Fresh off a visit to South Bend, the brothers committed to Notre Dame, picking the Irish over Michigan, Auburn, Georgia, Penn State and more than a dozen other offers. They hail from St. Peter’s Prep, the same high school that produced current Irish quarterback Brandon Wimbush.

Both Jayson and Justin took to Twitter to announce, simultaneously making the news official:

While rankings for the 2018 class (entering their junior season) aren’t formalized, 247 Sports views both brothers as 4-star prospects. Justin is more of an edge player—currently an outside linebacker or rush end—while Jayson profiles as a three-technique defensive tackle.

Steve Wiltfong, 247 Sports’ director of recruiting, caught up with Rich Hansen, the high school coach at St. Peter’s Prep. Hansen had this to say about the two brothers.
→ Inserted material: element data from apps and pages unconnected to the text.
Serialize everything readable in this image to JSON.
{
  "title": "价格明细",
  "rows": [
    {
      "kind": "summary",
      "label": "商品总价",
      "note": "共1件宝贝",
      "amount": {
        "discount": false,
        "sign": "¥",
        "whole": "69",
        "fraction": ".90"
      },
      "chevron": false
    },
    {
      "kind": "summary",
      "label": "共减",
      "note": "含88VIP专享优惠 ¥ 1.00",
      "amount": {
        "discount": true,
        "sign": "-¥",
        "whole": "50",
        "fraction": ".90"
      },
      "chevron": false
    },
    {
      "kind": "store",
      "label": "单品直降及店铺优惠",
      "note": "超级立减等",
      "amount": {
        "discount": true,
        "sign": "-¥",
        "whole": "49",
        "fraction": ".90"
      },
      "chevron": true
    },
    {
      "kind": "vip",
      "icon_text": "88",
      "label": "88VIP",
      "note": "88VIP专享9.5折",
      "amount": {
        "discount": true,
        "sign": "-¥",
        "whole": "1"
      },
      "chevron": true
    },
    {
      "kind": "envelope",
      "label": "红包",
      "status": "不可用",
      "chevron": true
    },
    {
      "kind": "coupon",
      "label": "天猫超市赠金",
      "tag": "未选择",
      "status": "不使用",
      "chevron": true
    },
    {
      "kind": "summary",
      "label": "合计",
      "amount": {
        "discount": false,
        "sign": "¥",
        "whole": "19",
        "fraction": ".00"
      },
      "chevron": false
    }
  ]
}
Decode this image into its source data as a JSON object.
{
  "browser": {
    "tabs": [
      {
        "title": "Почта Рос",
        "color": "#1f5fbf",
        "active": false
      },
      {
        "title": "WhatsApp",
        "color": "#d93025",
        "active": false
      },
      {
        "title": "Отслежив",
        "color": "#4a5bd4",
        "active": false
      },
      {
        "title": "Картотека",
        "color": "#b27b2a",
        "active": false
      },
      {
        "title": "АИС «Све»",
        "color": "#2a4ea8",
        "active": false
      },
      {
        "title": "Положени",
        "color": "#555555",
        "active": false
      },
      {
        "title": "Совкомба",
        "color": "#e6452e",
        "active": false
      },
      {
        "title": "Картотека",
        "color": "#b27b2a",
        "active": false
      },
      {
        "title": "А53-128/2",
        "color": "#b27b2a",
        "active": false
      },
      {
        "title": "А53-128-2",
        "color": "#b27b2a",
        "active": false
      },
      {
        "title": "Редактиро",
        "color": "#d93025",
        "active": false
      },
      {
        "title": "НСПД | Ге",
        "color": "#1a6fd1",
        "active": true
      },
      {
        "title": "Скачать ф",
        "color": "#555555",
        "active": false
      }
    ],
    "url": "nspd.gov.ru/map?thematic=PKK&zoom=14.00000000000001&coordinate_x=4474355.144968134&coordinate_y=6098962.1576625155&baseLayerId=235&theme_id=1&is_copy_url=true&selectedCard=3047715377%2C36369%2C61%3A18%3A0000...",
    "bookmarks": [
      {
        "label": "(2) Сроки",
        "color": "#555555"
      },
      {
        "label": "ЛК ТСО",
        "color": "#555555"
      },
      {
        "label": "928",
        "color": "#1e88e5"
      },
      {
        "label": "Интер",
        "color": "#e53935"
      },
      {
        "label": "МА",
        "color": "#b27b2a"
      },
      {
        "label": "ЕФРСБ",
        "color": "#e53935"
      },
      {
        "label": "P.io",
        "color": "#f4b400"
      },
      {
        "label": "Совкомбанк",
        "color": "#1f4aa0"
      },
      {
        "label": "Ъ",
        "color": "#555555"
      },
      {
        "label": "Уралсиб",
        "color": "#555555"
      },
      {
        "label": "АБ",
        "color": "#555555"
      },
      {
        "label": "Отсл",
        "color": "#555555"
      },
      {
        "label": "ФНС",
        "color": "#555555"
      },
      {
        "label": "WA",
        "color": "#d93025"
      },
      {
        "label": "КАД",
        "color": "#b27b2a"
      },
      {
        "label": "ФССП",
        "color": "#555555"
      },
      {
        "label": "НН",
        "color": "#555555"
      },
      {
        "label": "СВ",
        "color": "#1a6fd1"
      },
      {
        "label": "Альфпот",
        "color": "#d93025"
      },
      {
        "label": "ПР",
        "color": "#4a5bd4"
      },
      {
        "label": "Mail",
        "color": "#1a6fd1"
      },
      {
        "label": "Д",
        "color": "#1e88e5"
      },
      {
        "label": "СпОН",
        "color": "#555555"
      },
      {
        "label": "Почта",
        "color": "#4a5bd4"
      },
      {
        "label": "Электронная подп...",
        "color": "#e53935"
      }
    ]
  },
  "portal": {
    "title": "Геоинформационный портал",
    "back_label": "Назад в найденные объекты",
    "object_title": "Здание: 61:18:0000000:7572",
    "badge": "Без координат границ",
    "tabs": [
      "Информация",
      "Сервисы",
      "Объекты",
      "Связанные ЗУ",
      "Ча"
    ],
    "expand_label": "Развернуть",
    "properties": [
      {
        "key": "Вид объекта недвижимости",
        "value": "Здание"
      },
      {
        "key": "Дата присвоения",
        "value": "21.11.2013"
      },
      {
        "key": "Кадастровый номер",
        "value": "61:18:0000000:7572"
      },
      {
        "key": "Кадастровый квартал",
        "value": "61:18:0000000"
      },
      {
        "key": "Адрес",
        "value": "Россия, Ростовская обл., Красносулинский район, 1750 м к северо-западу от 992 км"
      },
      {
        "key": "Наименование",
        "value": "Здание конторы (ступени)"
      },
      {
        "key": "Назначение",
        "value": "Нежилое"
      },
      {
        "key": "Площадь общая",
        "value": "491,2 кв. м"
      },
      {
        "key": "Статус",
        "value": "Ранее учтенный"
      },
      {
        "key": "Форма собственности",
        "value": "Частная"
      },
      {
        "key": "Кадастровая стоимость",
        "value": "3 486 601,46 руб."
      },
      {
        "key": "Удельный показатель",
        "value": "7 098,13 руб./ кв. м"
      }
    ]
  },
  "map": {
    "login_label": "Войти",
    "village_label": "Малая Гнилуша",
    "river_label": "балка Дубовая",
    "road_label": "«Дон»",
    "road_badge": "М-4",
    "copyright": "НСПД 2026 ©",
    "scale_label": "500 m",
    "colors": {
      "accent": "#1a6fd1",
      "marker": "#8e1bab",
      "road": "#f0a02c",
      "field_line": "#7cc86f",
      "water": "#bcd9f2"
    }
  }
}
“They’re getting two guys, what they’re doing now is just the tip of the iceberg,” Hansen told 247 Sports said. “The potential, Justin is a really good athlete that can play a multiple of positions. It will be interesting how he develops and what role he fills for them and Jayson I think is going to be a monster inside for them.”

“They’re young, a lot of development is going to take place over the next two years and Notre Dame is going to get two potentially dominant football players at that level.”

The Ademilola brothers make four early commitments to the 2018 class, a sign that Notre Dame’s recruiting—and evaluation process—is humming under Mike Elston’s direction. They join blue-chip quarterback Phil Jurkovec and Indiana running back Markese Stepp.

***